The show was canceled last year in the wake of the killings in Newtown, Conn. Now, the Great American Outdoor Show is back on in Pennsylvania this week, and it's bigger than ever.
I get coffee pretty much every morning on the way to work. This morning ritual costs around $4.
The price of coffee is near record lows right now, less than half of what it cost two years ago. Two years ago when my latte cost… about $4.
This got me wondering. It seems like when a commodity like coffee or chocolate or bread gets more expensive, the price at the store goes up (like when Starbucks jacked prices up a couple years ago) but when commodities get cheaper, the retail price never seems to go down. It feels a little like Murphy’s law of economics.
"I’m not sure that it’s necessarily Murphy’s law," counters Andrew Burns, economist at the World Bank. "In a country like the U.S., when you go to the store and you buy a loaf of bread, the cost of the wheat in that bread is relatively small."
Burns says that's because workers get paid a lot here (relatively), and rent is expensive. Burns says in countries where labor and rent are cheaper, the price of the commodity makes up a much bigger percentage of the price at the store.
"In developing countries, when commodity prices are fluctuating, it’s felt much more directly in the pocket book of individuals," Burns says.
Here in the U.S., the coffee beans in a latte, for example, only account for about 10 percent of the price--40 cents of the $4--the rest of what I’m paying for is rent and labor.
Still, 10 percent of a company’s cost isn’t nothing, so shouldn’t I see at least a little savings?
Turns out, that depends on which kind of coffee we’re talking about
"This is Wall Street Dark Roast. One of our favorites."
At his office in Midtown Manhattan, HiLine Coffee CEO Gene Kakaulin samples one of his roasts. HiLine makes single serve coffee pods and the beans he uses are high quality beans.
"The interesting thing about the coffee market is that the commodity coffee market and the specialty coffee market have a significant disparity in price," says Kakaulin. "What you see on the exchange, the commodity price, is significantly lower than what we pay for coffee."
The beans Kakaulin uses and the beans in my latte are specialty beans. The beans sold by the ton on commodities exchanges are used to make the coffee you might get at diner or at the grocery store. Prices have gone down a little there.

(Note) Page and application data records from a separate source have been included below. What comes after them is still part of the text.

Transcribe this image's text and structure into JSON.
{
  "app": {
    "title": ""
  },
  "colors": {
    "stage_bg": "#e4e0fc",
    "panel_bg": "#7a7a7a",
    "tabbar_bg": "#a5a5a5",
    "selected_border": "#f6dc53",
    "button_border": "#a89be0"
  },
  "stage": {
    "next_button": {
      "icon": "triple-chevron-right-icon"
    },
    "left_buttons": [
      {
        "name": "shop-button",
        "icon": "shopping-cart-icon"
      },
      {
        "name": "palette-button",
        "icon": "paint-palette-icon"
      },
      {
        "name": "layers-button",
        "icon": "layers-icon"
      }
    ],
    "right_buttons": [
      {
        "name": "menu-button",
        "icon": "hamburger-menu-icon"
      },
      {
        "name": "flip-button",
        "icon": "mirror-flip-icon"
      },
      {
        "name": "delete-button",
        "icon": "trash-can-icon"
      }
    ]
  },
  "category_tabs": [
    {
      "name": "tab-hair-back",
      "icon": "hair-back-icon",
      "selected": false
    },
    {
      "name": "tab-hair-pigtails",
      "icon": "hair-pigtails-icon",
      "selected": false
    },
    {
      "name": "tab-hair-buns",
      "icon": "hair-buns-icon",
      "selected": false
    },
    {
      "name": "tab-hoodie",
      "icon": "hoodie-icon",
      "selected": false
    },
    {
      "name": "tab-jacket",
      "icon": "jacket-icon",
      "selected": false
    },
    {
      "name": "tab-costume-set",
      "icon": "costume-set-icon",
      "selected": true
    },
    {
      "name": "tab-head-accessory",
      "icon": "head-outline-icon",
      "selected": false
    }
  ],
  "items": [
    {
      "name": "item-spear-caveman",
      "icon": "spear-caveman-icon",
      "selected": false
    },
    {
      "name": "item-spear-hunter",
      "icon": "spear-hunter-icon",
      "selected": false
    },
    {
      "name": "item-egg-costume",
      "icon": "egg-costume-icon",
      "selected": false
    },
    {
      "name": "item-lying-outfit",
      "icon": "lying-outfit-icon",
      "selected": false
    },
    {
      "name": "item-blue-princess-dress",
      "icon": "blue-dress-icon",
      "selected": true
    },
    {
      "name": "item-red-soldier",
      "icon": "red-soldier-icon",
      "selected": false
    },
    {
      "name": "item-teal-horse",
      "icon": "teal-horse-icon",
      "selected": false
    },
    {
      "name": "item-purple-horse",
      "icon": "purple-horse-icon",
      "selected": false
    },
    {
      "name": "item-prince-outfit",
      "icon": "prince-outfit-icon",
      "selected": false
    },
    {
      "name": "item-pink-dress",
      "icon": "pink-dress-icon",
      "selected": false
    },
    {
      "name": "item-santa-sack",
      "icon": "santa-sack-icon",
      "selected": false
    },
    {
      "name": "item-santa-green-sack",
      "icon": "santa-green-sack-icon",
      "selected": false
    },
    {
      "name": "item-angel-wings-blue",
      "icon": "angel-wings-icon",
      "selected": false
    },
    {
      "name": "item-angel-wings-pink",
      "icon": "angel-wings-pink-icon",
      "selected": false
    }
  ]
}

But it turns out, in the specialty coffee market, there is something of a Murphy's law situation going on.
Matt Banbury is a roaster and manager for Joe Coffee—a chain of cafes.
"The level of quality that we’re buying... floats in its own sort of category. Though, if the commodity price rises too high and there’s a scarcity in commodity coffee, they will dip into specialty coffee. Which makes things more expensive."
In other words, when commodity grade beans get cheaper, the price of specialty beans won’t necessarily drop, but when commodity beans get more expensive, all beans get more expensive...
And my latte gets more expensive.
Or maybe not. Cafes can’t crank up the cost of a latte every week, even if bean prices are rising. Consumers are very sensitive to price hikes.
Especially before they’ve had their coffee.
The Dow had its seventh triple-digit drop so far this year. Is it a short term pullback, or a sign of a tough year to come?